-Thus far in our teaching series together, we’ve focused extensively on what it means to be the Church corporately. What a healthy church looks like. What a healthy church does. How a healthy church serves others and shares the Gospel.
-From this point forward, we’re going to focus extensively on what it looks like to be the Church on a personal level. What does God want for you as you’re seeking Him? What does God promise to those who follow His Son? How can you deepen your faith and your walk with God?
-So, to begin this “home stretch,” I want us to talk about that Spiritual hunger we all have. I want to share with you from Acts 13, and how Paul builds his case for Jesus to unbelievers here. Because in Paul’s presentation of the Gospel, he hits on all 4 ingredients that are needed for us to feel spiritually significant in life.
(Read Acts 13:14-52)
4 Essential Ingredients for Spiritual Fullness

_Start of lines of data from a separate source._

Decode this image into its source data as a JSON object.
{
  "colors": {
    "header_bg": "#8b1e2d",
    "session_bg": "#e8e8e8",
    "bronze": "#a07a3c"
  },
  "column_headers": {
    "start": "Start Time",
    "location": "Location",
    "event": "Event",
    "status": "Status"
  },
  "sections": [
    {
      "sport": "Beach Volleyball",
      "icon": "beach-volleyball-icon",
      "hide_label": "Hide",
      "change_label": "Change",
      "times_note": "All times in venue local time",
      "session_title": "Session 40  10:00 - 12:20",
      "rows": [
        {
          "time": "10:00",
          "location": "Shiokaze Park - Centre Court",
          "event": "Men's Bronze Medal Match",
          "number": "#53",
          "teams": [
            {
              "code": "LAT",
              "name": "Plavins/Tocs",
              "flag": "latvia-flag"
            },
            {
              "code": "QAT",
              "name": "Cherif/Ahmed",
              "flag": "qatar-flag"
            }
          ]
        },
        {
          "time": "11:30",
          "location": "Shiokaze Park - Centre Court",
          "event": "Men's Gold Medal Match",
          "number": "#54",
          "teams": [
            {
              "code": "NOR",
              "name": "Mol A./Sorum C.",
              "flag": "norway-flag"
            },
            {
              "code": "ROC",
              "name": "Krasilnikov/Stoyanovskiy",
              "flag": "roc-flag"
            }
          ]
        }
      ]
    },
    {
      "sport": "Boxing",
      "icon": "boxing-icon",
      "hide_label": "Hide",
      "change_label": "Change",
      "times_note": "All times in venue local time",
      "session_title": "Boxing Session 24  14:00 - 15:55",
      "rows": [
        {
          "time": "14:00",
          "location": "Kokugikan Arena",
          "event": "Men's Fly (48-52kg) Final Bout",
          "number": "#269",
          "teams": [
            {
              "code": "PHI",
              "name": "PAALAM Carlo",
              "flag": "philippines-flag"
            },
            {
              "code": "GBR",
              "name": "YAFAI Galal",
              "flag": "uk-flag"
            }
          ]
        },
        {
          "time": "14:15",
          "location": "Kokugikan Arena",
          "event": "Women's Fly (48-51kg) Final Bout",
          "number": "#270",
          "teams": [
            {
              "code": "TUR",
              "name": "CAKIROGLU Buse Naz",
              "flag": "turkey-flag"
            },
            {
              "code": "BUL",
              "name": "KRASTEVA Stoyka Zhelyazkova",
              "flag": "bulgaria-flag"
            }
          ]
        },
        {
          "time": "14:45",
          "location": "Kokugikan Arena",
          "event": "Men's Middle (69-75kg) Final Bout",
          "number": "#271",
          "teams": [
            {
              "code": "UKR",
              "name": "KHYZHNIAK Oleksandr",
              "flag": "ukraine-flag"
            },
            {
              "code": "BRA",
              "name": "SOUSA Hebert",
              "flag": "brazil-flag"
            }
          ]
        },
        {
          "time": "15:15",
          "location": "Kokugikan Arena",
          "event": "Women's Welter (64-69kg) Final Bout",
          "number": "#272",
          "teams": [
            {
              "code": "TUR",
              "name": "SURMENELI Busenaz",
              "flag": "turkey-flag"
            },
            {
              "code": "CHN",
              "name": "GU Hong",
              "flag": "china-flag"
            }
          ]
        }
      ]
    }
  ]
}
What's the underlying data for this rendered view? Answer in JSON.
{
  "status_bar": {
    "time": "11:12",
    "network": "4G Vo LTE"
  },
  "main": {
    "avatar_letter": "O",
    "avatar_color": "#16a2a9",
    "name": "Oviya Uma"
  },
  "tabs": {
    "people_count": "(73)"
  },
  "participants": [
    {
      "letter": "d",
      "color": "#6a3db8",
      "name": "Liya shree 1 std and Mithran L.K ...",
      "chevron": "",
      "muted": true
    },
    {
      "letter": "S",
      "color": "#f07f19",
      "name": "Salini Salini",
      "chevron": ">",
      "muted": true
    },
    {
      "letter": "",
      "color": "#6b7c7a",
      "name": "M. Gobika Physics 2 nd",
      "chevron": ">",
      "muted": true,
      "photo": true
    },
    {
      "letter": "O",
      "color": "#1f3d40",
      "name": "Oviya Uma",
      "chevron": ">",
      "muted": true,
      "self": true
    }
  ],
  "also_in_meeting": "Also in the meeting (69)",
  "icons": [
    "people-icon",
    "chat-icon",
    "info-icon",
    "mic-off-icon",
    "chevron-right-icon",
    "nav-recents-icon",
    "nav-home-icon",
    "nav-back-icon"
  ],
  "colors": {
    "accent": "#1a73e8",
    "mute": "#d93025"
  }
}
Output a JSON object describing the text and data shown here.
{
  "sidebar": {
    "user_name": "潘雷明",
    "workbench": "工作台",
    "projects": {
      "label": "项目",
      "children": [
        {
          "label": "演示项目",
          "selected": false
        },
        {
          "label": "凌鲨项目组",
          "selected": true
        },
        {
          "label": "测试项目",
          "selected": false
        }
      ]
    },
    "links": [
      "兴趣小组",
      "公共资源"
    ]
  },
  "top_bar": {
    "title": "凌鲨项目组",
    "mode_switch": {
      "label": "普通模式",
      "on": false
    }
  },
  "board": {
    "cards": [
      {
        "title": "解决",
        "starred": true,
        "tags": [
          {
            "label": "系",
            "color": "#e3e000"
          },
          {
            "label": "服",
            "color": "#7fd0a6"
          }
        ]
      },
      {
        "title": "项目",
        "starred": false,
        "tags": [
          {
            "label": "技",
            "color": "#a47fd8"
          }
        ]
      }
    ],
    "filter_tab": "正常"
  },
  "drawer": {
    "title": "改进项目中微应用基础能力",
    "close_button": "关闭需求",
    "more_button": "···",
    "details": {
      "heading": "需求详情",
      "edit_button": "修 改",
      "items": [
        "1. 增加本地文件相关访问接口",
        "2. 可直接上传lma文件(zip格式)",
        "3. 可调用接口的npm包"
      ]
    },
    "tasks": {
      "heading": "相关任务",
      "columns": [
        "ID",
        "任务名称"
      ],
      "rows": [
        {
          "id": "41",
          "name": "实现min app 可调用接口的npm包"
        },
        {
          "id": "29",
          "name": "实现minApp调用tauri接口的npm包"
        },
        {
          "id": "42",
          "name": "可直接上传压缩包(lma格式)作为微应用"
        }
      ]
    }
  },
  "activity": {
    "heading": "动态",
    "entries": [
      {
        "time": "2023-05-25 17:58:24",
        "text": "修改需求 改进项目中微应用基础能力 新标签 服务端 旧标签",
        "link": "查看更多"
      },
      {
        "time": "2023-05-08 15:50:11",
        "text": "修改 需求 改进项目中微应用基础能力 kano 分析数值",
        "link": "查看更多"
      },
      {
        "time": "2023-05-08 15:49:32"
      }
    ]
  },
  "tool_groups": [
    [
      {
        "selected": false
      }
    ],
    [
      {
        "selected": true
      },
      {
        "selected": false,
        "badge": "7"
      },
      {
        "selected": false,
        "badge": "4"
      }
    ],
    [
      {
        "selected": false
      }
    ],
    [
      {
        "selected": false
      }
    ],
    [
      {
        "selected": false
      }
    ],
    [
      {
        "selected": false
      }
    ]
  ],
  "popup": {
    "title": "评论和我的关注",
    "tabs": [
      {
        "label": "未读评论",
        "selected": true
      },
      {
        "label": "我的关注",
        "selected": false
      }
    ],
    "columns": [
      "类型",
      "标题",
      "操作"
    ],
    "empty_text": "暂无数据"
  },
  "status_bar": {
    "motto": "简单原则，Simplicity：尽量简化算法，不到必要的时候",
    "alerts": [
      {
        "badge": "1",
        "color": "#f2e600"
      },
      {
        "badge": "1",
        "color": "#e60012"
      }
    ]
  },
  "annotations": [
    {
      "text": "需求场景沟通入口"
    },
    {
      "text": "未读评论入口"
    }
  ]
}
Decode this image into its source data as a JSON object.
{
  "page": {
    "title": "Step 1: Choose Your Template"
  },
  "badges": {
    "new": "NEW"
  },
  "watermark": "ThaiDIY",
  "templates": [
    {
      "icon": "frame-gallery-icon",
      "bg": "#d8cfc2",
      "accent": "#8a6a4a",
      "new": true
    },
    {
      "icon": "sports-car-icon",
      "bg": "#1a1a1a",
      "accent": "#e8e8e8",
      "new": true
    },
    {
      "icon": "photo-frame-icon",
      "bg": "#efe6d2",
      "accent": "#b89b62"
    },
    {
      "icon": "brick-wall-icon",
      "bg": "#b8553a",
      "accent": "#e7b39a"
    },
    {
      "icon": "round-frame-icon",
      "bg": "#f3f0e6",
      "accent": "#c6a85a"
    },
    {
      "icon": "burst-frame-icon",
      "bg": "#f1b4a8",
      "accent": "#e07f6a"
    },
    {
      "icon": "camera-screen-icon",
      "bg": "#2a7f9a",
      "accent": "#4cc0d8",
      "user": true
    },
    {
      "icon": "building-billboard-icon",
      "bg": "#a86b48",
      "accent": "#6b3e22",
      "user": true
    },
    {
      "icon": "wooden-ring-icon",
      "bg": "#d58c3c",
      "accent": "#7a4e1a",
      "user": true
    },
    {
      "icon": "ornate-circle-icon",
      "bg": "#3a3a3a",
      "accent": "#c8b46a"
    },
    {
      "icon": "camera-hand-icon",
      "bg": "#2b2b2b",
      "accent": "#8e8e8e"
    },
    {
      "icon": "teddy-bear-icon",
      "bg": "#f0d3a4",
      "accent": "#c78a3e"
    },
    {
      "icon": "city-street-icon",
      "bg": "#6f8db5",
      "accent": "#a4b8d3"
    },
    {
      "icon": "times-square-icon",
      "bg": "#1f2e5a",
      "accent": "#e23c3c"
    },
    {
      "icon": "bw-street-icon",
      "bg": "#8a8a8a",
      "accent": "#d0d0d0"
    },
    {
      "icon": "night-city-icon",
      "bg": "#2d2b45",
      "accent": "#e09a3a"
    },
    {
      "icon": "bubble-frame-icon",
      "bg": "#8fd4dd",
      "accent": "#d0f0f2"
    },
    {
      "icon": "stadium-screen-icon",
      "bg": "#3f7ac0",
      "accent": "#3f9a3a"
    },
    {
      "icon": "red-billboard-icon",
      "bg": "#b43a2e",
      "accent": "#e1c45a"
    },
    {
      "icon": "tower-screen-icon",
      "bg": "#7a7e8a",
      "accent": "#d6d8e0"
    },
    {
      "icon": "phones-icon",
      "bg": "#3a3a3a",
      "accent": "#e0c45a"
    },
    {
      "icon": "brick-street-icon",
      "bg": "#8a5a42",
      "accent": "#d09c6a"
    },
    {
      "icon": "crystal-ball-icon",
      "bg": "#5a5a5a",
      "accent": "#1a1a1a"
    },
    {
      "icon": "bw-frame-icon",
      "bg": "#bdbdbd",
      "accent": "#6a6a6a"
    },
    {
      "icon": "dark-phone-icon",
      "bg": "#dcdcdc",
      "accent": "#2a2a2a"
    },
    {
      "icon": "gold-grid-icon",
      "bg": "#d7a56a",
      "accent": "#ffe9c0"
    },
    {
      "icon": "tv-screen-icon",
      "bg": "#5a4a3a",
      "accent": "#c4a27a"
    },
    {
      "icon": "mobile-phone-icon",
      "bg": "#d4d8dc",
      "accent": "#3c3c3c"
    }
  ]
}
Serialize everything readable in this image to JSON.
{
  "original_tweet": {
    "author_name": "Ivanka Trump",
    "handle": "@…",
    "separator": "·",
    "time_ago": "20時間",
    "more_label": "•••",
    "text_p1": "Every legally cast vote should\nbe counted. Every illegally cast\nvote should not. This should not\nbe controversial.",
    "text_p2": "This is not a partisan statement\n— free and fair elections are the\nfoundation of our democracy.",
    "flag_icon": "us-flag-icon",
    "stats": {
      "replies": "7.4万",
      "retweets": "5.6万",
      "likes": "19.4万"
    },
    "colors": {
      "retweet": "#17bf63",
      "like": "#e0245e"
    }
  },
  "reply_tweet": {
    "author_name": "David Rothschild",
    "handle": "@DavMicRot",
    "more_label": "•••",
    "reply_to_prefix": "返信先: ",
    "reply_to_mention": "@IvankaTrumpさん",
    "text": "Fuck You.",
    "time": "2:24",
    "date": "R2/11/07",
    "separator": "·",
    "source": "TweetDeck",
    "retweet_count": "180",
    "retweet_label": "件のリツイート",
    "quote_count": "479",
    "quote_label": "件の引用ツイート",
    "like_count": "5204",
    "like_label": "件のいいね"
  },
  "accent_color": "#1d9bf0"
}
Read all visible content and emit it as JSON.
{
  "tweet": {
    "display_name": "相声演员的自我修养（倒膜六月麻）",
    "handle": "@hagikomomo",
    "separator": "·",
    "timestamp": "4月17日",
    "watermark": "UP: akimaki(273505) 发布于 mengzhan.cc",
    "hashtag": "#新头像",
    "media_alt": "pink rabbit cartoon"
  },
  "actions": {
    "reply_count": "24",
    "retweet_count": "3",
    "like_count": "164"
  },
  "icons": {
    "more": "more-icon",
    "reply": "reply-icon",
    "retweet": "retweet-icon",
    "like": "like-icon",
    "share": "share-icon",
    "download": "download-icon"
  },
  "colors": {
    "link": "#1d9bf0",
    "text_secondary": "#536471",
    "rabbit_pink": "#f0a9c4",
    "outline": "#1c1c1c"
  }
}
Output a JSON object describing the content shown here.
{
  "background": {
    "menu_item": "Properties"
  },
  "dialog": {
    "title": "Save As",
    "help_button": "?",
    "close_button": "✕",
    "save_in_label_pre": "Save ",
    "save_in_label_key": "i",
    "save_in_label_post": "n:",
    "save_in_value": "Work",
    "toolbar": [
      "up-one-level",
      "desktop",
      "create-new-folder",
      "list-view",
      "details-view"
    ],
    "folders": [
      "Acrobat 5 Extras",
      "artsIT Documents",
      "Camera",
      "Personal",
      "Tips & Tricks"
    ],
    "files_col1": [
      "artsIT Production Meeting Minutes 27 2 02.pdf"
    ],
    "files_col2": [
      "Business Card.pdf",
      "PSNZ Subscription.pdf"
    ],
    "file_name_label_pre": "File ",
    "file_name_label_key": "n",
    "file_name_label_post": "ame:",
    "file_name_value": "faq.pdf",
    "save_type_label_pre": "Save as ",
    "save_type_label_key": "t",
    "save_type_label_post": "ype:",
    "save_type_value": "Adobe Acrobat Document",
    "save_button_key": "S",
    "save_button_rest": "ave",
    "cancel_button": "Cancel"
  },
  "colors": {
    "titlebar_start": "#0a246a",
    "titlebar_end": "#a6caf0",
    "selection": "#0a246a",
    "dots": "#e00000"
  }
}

1. Be aware that God’s initial prescription for your spiritual hunger is the hunger itself. (Vs. 15)
Illustration: Hungry men have always run on both sides of my family. And when we’re hungry, we eat. Sometimes, that hunger gets the best of us. (Brad – “Ding-Dongs” story). “Have another! Have another!”
-That never happens to me. LOL. No, I’ve got to tell on myself, too. But my intentions are always noble when I pig out. A little while back, we had a missions fundraiser here at our church, and I paid a ridiculous amount of money for some of Bernice Clemmon’s special cookies. I got into a bidding war with her husband, Wendall. It wasn’t the hunger that drove me to it. It was because I knew that if I didn’t get them, Wendall would take them home, eat them all and have a heart attack that afternoon.
Questions: Has physical hunger ever gotten the best of you? Have you ever just been so hungry that you ate too much of something that you knew would make you feel sick later on?